Kickoff Sunday, Sep 17th 1:00pm Eastern

Colts (
20) at

Texans (

Over/Under 40.0


Key Matchups
Colts Run D
24th DVOA/15th Yards allowed per carry
Texans Run O
30th DVOA/26th Yards per carry
Colts Pass D
14th DVOA/19th Yards allowed per pass
Texans Pass O
12th DVOA/5th Yards per pass
Texans Run D
2nd DVOA/2nd Yards allowed per carry
Colts Run O
9th DVOA/16th Yards per carry
Texans Pass D
23rd DVOA/22nd Yards allowed per pass
Colts Pass O
17th DVOA/15th Yards per pass

Game Overview ::

By hilow >>
  • Surprisingly, both the Colts and Texans ran uptempo offenses in Week 1, ranking third and fourth in seconds per play, respectively.
  • Houston ceded just 3.4 yards per carry and held the Ravens to 5.4 intended air yards per pass attempt.
  • Indianapolis had two starting offensive linemen listed as “DNP” on Wednesday’s practice report.
  • Zack Moss was a full participant in practice Wednesday and is likely to overtake the lead role in the backfield from Deon Jackson.
  • The Texans are extremely thin along the offensive line.
  • Nico Collins led the league in percentage of team air yards in Week 1 (64 percent) and saw 11 targets.
  • Dameon Pierce was not the unquestioned lead, borderline workhorse back we saw in the preseason.

How indianapolis Will Try To Win ::

The Colts gave us a solid glimpse into what their offense is expected to look like in Week 1, ranking third in seconds per play at 22.9 (remember, they ran the fastest offense in the league during the preseason), ranking seventh in total pass volume at 39 pass attempts, and finishing 26th in intended air yards per pass attempt (this is a departure from what we largely saw in the preseason). Mega-athletic quarterback Anthony Richardson accounted for 10 of the team’s 26 rush attempts, and Michael Pittman garnered an elite 29.7 percent team target market share (11 targets on 39 team pass attempts). Richardson was forced from the game late in the fourth quarter with a knee injury following a red zone rush attempt, which would fundamentally alter how we expect Shane Steichen and company to approach the game plan for this one. That said, Richardson wasn’t even listed on the team’s initial injury report this week, confirming reports out of Indianapolis that he was simply dealing with a bruised knee. The fantasy community breathes a collective sigh of relief because Richardson is one of the most intriguing players to step foot on a football field this year.

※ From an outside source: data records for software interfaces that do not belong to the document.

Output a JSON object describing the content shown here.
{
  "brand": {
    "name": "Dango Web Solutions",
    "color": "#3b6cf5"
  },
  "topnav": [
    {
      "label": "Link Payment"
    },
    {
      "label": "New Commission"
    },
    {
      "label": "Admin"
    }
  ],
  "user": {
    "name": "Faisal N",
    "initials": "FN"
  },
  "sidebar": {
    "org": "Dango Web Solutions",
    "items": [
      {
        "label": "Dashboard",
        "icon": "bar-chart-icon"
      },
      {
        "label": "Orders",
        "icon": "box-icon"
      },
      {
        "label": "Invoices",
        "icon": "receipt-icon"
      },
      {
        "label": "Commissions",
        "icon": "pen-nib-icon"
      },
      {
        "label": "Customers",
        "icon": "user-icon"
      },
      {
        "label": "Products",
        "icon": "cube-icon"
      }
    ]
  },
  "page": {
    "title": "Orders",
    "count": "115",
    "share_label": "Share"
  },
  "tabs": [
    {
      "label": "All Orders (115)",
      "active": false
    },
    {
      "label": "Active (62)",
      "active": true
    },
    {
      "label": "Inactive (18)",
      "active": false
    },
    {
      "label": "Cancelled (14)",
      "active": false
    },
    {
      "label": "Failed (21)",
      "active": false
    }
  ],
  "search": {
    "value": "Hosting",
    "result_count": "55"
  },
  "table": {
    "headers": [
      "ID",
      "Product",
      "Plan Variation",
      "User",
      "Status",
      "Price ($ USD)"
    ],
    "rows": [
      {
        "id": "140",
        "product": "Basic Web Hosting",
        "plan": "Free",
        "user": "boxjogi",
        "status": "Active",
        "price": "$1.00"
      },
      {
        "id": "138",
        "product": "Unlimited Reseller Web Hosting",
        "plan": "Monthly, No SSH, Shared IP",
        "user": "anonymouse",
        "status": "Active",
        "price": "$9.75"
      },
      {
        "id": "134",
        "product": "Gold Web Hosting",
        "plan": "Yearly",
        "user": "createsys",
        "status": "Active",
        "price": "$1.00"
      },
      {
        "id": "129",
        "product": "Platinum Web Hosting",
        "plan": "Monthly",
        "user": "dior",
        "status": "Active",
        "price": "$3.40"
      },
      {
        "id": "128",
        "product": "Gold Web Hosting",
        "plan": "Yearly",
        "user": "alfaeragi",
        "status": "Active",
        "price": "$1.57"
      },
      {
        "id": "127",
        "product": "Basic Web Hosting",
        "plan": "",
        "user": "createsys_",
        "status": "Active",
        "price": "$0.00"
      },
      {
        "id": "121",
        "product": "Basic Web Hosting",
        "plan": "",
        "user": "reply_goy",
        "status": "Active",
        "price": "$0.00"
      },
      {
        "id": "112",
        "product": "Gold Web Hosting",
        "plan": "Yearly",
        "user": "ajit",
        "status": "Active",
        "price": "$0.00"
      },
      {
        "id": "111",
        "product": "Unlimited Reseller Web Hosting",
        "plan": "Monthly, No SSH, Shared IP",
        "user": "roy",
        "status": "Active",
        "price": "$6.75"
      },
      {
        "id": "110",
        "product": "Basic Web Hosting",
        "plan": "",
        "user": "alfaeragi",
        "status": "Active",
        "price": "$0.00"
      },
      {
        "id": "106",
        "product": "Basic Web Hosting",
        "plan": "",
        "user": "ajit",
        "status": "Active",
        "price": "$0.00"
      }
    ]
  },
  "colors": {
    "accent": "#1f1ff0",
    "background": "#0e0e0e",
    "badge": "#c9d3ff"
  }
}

The run game got both good and bad news this week as rookie Evan Hull hit injured reserve, Zack Moss was a full participant in practice Wednesday, and guard Quentin Nelson and tackle Braden Smith both missed practice Wednesday. As things currently stand, I expect Moss to return from a broken arm suffered in the preseason to reclaim the lead role, while the two offensive linemen are situations worth monitoring considering the Colts boast a top-10 unit on paper. Either way, the matchup should be considered a strength-on-strength matchup after the Texans held the Ravens to just 3.4 yards per carry in Week 1. The fantasy points against numbers will not look pretty after the Texans ceded three rushing scores against, but those scores came from four yards, two yards, and two yards out. In other words, I don’t expect the Colts, considering the offensive minds behind the design of their offense, to lean on the ground game in this matchup. The obvious exception to that assertion is via the legs of Richardson, who should see a floor of eight to 12 carries in a standard week, with an upside for much more.

The heavy zone rates and moderate blitz rates from the Texans predictably led to a low defensive aDOT against in their Week 1 game against the Ravens (5.4, sixth shallowest in the league), which should be the case again here after the Colts were fine attacking the short-to-intermediate areas of the field in Week 1. Indianapolis ran an offense based primarily from 11-personnel in Week 1, with Michael Pittman and Alec Pierce operating as nearly every-down wide receivers, Josh Downs operating as the primary slot weapon with a healthy 79 percent snap rate, and sprinkles of 12-personnel mixed in with Kylen Granson operating as the primary tight end (61 percent snap rate, Mo Alie-Cox the “starter” and the best all-around tight end left on the roster (42 percent snap rate), and Drew Ogletree mixing in for heavy alignments (21 percent snap rate). This looks like another game where the Colts will be fine running an uptempo offense focused on the athleticism of Richardson and the intermediate abilities of Michael Pittman.

How houston Will Try To Win ::

<< Add Access >>


(No CC Required)